*Task statement:*
Filter on the word "Root": copy each matching line from the listing below.

*Material for this exercise:*
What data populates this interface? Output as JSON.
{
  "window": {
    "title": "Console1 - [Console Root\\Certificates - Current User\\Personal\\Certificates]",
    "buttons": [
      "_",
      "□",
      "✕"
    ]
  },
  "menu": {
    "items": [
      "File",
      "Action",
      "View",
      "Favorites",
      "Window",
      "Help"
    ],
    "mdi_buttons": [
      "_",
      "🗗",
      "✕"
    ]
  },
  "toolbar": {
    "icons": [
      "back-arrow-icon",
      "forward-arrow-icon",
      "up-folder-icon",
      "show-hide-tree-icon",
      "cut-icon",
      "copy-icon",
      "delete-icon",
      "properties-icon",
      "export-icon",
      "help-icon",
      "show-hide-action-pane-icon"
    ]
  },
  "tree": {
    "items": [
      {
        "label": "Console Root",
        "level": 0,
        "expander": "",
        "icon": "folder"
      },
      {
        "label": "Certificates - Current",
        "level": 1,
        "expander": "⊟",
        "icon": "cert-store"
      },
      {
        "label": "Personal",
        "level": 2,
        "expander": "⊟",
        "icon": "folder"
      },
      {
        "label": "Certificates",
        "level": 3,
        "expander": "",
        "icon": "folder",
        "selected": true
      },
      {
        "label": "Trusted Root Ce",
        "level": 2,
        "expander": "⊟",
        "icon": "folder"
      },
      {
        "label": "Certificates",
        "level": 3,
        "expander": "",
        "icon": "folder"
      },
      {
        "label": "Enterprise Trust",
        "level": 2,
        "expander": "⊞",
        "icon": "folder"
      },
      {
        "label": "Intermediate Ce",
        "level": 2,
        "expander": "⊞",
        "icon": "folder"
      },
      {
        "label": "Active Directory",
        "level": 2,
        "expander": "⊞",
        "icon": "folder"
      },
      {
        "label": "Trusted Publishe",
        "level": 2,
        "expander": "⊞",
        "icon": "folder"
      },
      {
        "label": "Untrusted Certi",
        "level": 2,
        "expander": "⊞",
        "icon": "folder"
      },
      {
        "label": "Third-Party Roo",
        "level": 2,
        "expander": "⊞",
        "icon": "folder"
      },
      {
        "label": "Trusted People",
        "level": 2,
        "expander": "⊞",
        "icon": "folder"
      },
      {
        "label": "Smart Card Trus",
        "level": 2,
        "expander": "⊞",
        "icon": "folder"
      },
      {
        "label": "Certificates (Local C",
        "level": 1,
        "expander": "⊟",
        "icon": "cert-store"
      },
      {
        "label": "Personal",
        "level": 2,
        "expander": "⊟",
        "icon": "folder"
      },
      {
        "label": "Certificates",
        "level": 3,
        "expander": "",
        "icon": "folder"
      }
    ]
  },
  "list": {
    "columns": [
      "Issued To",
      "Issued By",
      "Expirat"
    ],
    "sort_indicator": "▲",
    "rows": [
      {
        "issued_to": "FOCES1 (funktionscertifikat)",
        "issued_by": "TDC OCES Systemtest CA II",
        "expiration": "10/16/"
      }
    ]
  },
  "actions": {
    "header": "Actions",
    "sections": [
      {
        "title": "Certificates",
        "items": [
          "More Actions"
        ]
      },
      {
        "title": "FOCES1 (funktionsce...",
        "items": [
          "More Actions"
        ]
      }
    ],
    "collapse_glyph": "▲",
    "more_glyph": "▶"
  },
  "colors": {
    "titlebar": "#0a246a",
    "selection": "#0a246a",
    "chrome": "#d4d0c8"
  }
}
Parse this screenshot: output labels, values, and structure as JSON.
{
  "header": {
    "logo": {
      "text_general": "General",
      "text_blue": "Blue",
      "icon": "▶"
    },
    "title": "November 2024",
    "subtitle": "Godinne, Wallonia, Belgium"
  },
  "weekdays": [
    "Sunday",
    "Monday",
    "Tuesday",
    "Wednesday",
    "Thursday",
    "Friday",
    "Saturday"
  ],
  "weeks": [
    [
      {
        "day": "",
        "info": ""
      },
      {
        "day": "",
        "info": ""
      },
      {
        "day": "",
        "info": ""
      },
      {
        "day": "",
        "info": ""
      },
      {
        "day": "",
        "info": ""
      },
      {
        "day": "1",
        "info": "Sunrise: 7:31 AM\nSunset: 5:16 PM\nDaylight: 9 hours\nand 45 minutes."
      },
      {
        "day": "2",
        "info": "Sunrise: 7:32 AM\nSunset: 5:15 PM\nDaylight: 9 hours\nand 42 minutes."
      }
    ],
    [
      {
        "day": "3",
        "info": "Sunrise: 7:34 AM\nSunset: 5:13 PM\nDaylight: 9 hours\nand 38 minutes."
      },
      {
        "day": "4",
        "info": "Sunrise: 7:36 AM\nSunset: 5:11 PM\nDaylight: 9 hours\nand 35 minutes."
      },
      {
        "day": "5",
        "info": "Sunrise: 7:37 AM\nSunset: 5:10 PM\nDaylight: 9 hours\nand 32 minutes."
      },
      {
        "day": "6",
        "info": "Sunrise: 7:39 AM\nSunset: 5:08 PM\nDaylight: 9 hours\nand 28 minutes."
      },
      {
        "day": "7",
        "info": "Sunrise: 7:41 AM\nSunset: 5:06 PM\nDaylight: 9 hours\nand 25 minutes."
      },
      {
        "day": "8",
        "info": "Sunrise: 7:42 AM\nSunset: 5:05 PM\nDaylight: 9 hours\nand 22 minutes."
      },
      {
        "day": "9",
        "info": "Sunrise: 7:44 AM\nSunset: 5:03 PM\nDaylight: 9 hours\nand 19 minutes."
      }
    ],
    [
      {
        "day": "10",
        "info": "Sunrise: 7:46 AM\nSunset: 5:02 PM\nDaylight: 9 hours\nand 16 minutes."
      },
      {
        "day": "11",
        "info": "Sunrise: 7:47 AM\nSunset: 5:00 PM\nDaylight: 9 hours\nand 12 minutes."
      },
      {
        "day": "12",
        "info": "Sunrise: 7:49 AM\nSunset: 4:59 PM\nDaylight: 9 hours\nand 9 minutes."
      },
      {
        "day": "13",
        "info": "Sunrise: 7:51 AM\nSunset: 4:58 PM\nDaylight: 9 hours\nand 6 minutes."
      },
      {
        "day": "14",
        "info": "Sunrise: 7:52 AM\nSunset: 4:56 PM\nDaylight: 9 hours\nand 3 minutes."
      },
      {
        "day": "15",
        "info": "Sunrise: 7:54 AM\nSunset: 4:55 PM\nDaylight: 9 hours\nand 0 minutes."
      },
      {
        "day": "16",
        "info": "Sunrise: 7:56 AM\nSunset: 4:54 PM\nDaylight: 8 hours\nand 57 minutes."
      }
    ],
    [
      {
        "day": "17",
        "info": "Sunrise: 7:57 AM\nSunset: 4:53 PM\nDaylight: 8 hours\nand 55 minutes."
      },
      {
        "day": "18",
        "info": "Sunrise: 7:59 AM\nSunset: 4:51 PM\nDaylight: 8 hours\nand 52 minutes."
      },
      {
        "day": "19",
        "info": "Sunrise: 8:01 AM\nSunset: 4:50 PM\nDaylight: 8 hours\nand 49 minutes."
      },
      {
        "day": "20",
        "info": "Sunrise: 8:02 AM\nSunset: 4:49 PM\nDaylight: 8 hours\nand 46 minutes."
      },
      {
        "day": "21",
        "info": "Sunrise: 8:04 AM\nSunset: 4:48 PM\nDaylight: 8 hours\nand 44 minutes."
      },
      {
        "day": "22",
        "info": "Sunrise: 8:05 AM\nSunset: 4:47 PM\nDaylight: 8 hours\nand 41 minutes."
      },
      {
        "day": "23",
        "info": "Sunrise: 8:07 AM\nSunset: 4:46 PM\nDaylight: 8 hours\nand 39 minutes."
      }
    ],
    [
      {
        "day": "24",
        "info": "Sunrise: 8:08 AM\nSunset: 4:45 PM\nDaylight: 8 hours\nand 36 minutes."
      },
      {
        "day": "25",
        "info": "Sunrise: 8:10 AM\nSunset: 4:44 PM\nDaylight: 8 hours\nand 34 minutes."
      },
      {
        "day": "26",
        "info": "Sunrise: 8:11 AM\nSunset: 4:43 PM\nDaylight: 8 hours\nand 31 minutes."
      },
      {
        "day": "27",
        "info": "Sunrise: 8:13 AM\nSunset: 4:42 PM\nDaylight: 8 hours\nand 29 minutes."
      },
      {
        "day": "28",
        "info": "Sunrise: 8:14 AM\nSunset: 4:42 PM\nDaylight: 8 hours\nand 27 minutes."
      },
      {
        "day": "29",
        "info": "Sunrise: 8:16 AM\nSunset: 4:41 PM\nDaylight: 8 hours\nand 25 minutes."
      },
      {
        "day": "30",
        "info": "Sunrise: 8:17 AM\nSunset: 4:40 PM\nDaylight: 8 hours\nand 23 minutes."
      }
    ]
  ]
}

*Exercise result:*
    "title": "Console1 - [Console Root\\Certificates - Current User\\Personal\\Certificates]",
        "label": "Console Root",
        "label": "Trusted Root Ce",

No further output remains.